The Triennial is organized by Boon Hui Tan, Vice President of Global Arts and Cultural Programs, and Director of Asia Society Museum; and Michelle Yun, Senior Curator of Modern and Contemporary Art.
Boon Hui Tan is Vice President for Global Arts and Cultural Programs, and Director of Asia Society Museum, where he leads the organization’s global arts and cultural activities spanning visual arts, performing arts, literary arts, and film. As museum director, he oversees Asia Society Museum’s acclaimed exhibition programs and the Asia Society Museum Collection, which comprises the Mr. and Mrs. John D. Rockefeller 3rd Collection of traditional Asian art and the contemporary art collection of works by Asian and Asian American artists. Additionally, he oversees Asia Society Museum’s Arts & Museum Summit. Prior to this, he was Assistant Chief Executive (Museum & Programs) at the National Heritage Board (NHB) in Singapore, where he oversaw exhibitions, programs, and outreach events across the Board’s museums, institutions, and divisions. In 2015, he was Artistic Director for Singapour en France, le Festival, the largest multidisciplinary presentation of contemporary culture from Singapore and Southeast Asia in France. As a curator and programmer, his research and writing interests focus on the contemporary artistic expressions of Southeast Asia and Asia, and the remaking of traditions among artists of today. Tan is a founding board member of the International Biennial Association. He was Director of the Singapore Art Museum from 2009 to 2013, where he led the transformation of the museum into a contemporary art institution focused on Southeast Asia and assembled the largest public collection of contemporary art from the region. He was concurrently Director of the Organising Secretariat for the Singapore Biennale 2011. He initiated the regional focus and group curating approach which became the distinguishing feature of the Singapore Biennale 2013: If the World Changed, and served as a cocurator and Project Director.
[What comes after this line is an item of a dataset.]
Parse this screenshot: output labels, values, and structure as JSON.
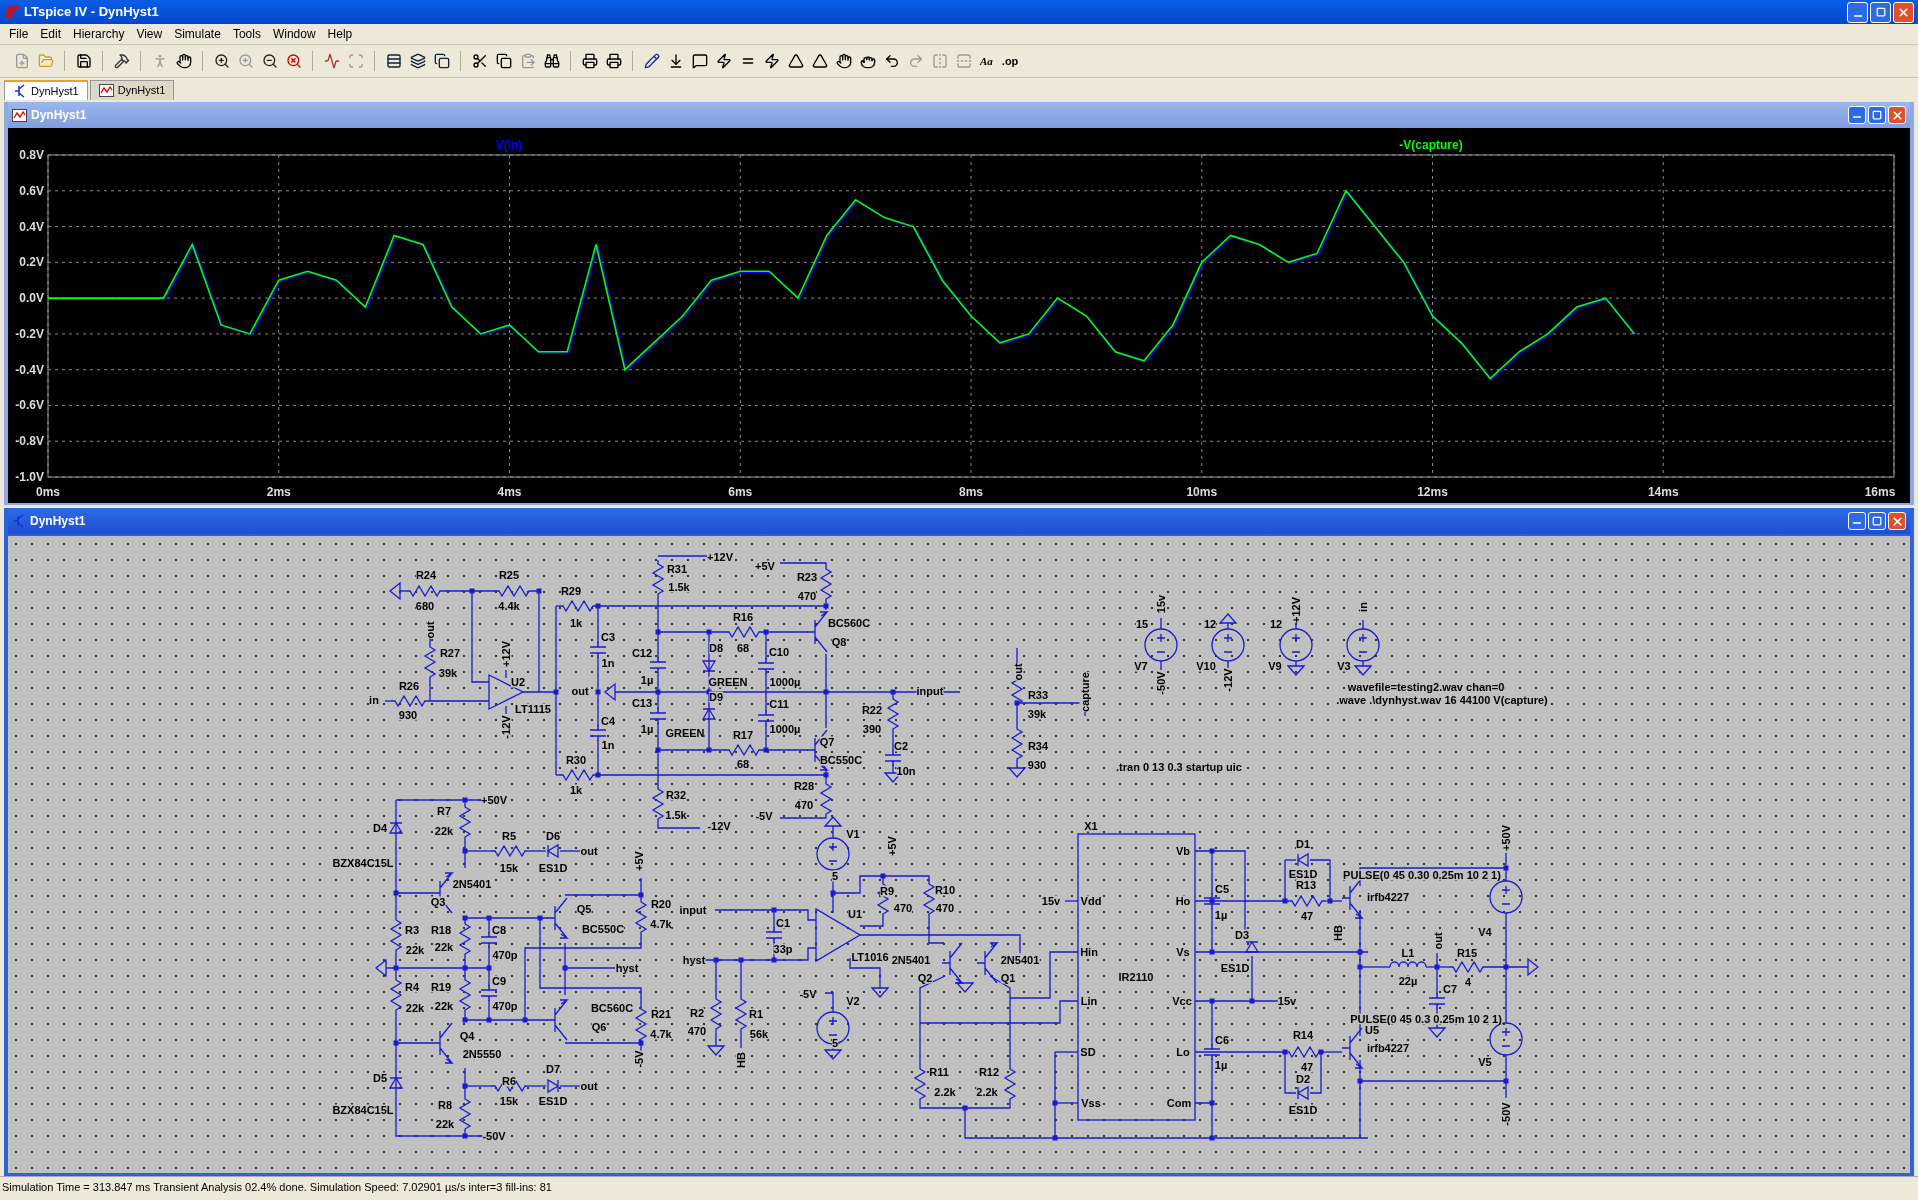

Michelle Yun is Senior Curator of Modern and Contemporary Art at Asia Society Museum. She is responsible for overseeing the modern and contemporary exhibition program and the Museum’s permanent collection of contemporary art. During her tenure,Yun has served as curator or cocurator for over twenty-five exhibitions for the institution. Yun was formerly the curator of the Hunter College Art Galleries prior to her appointment to Asia Society. She has served as the Project Director of Cai Guo-Qiang’s studio and as a Curatorial Assistant in the Department of Painting and Sculpture at The Museum of Modern Art, New York, in addition to organizing numerous independently curated exhibitions. Yun is a frequent lecturer on modern and contemporary Asian art. Her writings have been included in many publications including After Darkness: Southeast Asian Art in the Wake of History; No Limits: Zao Wou-Ki; and Nam June Paik: Becoming Robot; all of which she also co-edited; Kim Tschang Yeul; Patti Smith: 9.11 Babelogue; Cai Guo-Qiang: I Want To Believe; Benezit Dictionary of Asian Artists and The Grove Dictionary of Art (Oxford University Press); and Greater New York, published in conjunction with the 2003 exhibition organized by PS1 and The Museum of Modern Art, New York. Yun earned her MA in Modern Art and Critical Studies from Columbia University and her BA from Mount Holyoke College. She is a graduate of the Getty Leadership Institute’s Executive Education Program for Museum Leaders and sits on the Advisory Board of the Mount Holyoke College Art Museum.